Brooklyn singer/songwriter Empress Of finally moves ahead with her debut album, now expected to come out in late summer. She also released a single (do you still call it that?), which raises expectations.
French duo Ibeyi, who released my so far favorite album of the year, come back to North America, as expected. For New York City they will play Summerstage in Central Park on June 20th. It’s free but who knows if one can get in.
Elke and I probably won’t make it to a Morrissey show, but our friend Melanie is a fan and I always find it enlightening to experience what a music legend does on stage. Here is her report of the show on Match 27th.
One of Elke’s favorites bands, Nothing More, takes on the issue of mental disorders with their #iknowjenny campaign, named after singer Jonny Hawkins sister Jenny, who struggles with bipolar disorder.
Vinyl remains a niche part of the market, and no-one is saying the old-school format is the saviour of the industry, artists and for entertainment retailers.

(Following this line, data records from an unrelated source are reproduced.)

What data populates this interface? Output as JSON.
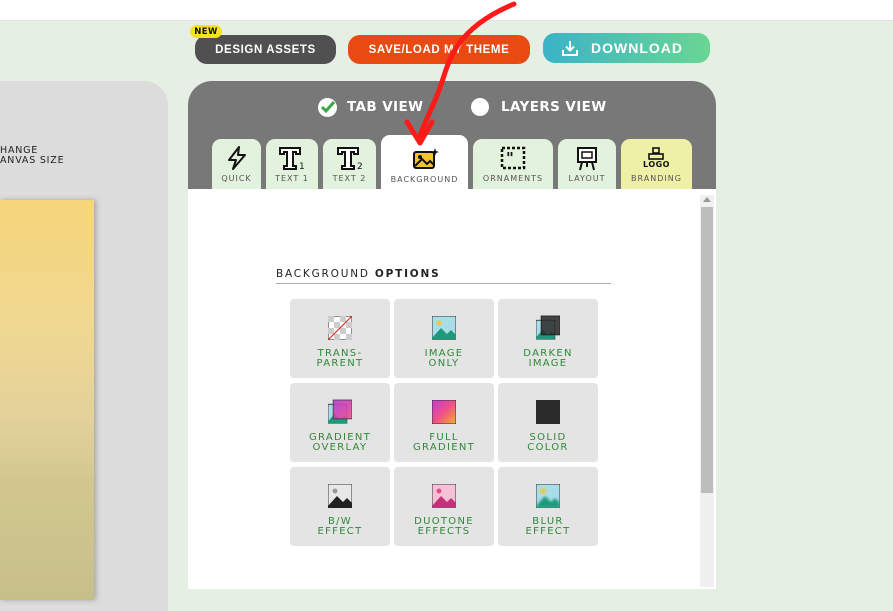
{
  "left": {
    "change_size_line1": "HANGE",
    "change_size_line2": "ANVAS SIZE"
  },
  "toolbar": {
    "new_badge": "NEW",
    "design_assets": "DESIGN ASSETS",
    "save_load_theme": "SAVE/LOAD MY THEME",
    "download": "DOWNLOAD"
  },
  "views": {
    "tab_view": "TAB VIEW",
    "layers_view": "LAYERS VIEW",
    "selected": "TAB VIEW"
  },
  "tabs": [
    {
      "label": "QUICK",
      "icon": "lightning-icon"
    },
    {
      "label": "TEXT 1",
      "icon": "text1-icon"
    },
    {
      "label": "TEXT 2",
      "icon": "text2-icon"
    },
    {
      "label": "BACKGROUND",
      "icon": "background-icon",
      "active": true
    },
    {
      "label": "ORNAMENTS",
      "icon": "ornaments-icon"
    },
    {
      "label": "LAYOUT",
      "icon": "easel-icon"
    },
    {
      "label": "BRANDING",
      "icon": "logo-stamp-icon",
      "icon_text": "LOGO"
    }
  ],
  "section": {
    "title_prefix": "BACKGROUND ",
    "title_bold": "OPTIONS"
  },
  "options": [
    {
      "label": "TRANS-\nPARENT",
      "icon": "transparent-icon"
    },
    {
      "label": "IMAGE\nONLY",
      "icon": "image-icon"
    },
    {
      "label": "DARKEN\nIMAGE",
      "icon": "darken-image-icon"
    },
    {
      "label": "GRADIENT\nOVERLAY",
      "icon": "gradient-overlay-icon"
    },
    {
      "label": "FULL\nGRADIENT",
      "icon": "full-gradient-icon"
    },
    {
      "label": "SOLID\nCOLOR",
      "icon": "solid-color-icon"
    },
    {
      "label": "B/W\nEFFECT",
      "icon": "bw-effect-icon"
    },
    {
      "label": "DUOTONE\nEFFECTS",
      "icon": "duotone-icon"
    },
    {
      "label": "BLUR\nEFFECT",
      "icon": "blur-effect-icon"
    }
  ],
  "colors": {
    "accent_green": "#2e8a36",
    "save_button": "#e94a12",
    "assets_button": "#505050",
    "panel_header": "#787878",
    "annotation_arrow": "#ff0000"
  }
}
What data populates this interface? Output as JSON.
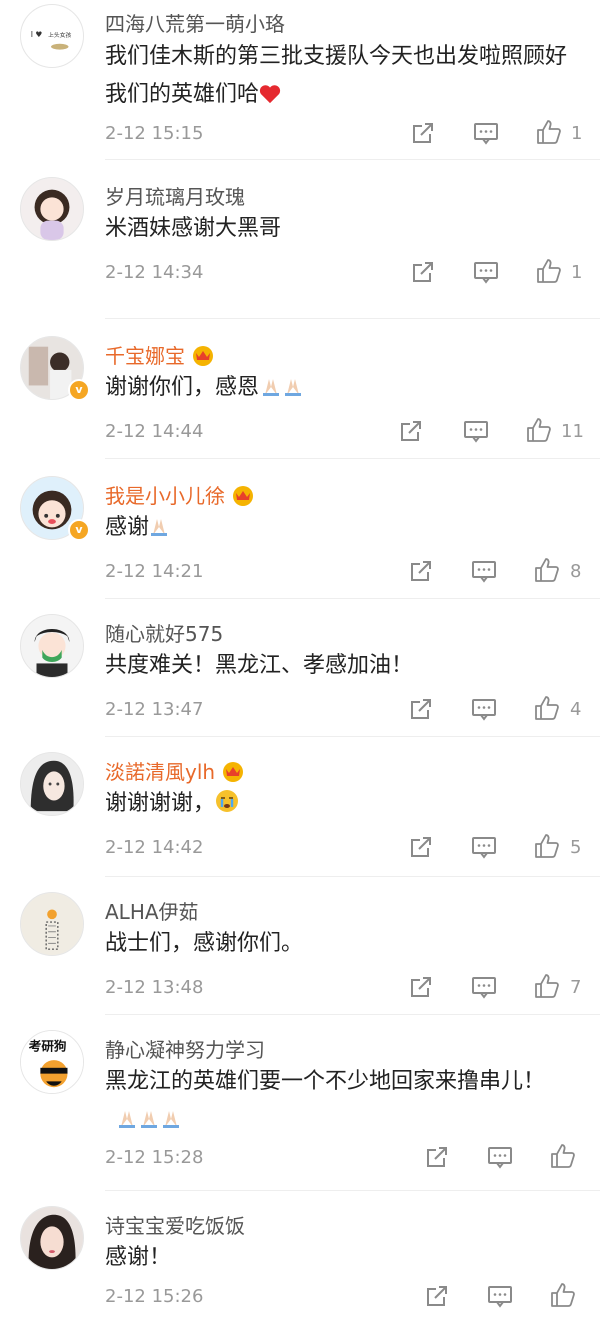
{
  "comments": [
    {
      "name": "四海八荒第一萌小珞",
      "text": "我们佳木斯的第三批支援队今天也出发啦照顾好我们的英雄们哈",
      "emoji": "red-heart",
      "time": "2-12 15:15",
      "likes": "1",
      "vip": false
    },
    {
      "name": "岁月琉璃月玫瑰",
      "text": "米酒妹感谢大黑哥",
      "time": "2-12 14:34",
      "likes": "1",
      "vip": false
    },
    {
      "name": "千宝娜宝",
      "text": "谢谢你们，感恩",
      "emoji": "praying-hands-x2",
      "time": "2-12 14:44",
      "likes": "11",
      "vip": true
    },
    {
      "name": "我是小小儿徐",
      "text": "感谢",
      "emoji": "praying-hands",
      "time": "2-12 14:21",
      "likes": "8",
      "vip": true
    },
    {
      "name": "随心就好575",
      "text": "共度难关！黑龙江、孝感加油！",
      "time": "2-12 13:47",
      "likes": "4",
      "vip": false
    },
    {
      "name": "淡諾清風ylh",
      "text": "谢谢谢谢，",
      "emoji": "crying-face",
      "time": "2-12 14:42",
      "likes": "5",
      "vip": true
    },
    {
      "name": "ALHA伊茹",
      "text": "战士们，感谢你们。",
      "time": "2-12 13:48",
      "likes": "7",
      "vip": false
    },
    {
      "name": "静心凝神努力学习",
      "text": "黑龙江的英雄们要一个不少地回家来撸串儿！",
      "emoji": "praying-hands-x3",
      "time": "2-12 15:28",
      "likes": "",
      "vip": false,
      "avatar_text": "考研狗"
    },
    {
      "name": "诗宝宝爱吃饭饭",
      "text": "感谢！",
      "time": "2-12 15:26",
      "likes": "",
      "vip": false
    }
  ],
  "avatar_top_texts": {
    "first": "上头女孩"
  },
  "icons": {
    "forward": "forward-icon",
    "comment": "comment-icon",
    "like": "thumbs-up-icon"
  },
  "colors": {
    "name": "#555555",
    "vip_name": "#e8692a",
    "text": "#222222",
    "meta": "#999999"
  }
}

I agree, vinyl requires too much effort and equipment to become ever mainstream. But this reflects the desire of music fans to take home something physical of the music they love. Just checking it in the Spotify app doesn’t cut it.
British folk band Mumford & Sons chimed in on the Tidal thing and they don’t like it:
“We wouldn’t have joined it anyway, even if they had asked. We don’t want to be tribal,” says frontman Marcus Mumford. “I think smaller bands should get paid more for it, too. Bigger bands have other ways of making money, so I don’t think you can complain. A band of our size shouldn’t be complaining. And when they say it’s artist-owned, it’s owned by those rich, wealthy artists.”
For sure Tidal has done one good thing already: everybody is coming out and discuss the streaming model.
Micah Singleton writes a more balanced view for The Verge on the new streaming service. But his conclusion sounds quite bleak:
Users who want to hear every artist on their preferred platform might face a fragmented market, with some exclusives owned by Apple, some by Spotify, and some by Tidal.
That sounds a lot of TV, where the show you want to see may be on one channel or the other and if you want to see them all, you have to maintain multiple, expensive subscriptions, which most of them being idle most of the time. And the extra money you pay doesn’t even go to the artists, but to the platforms.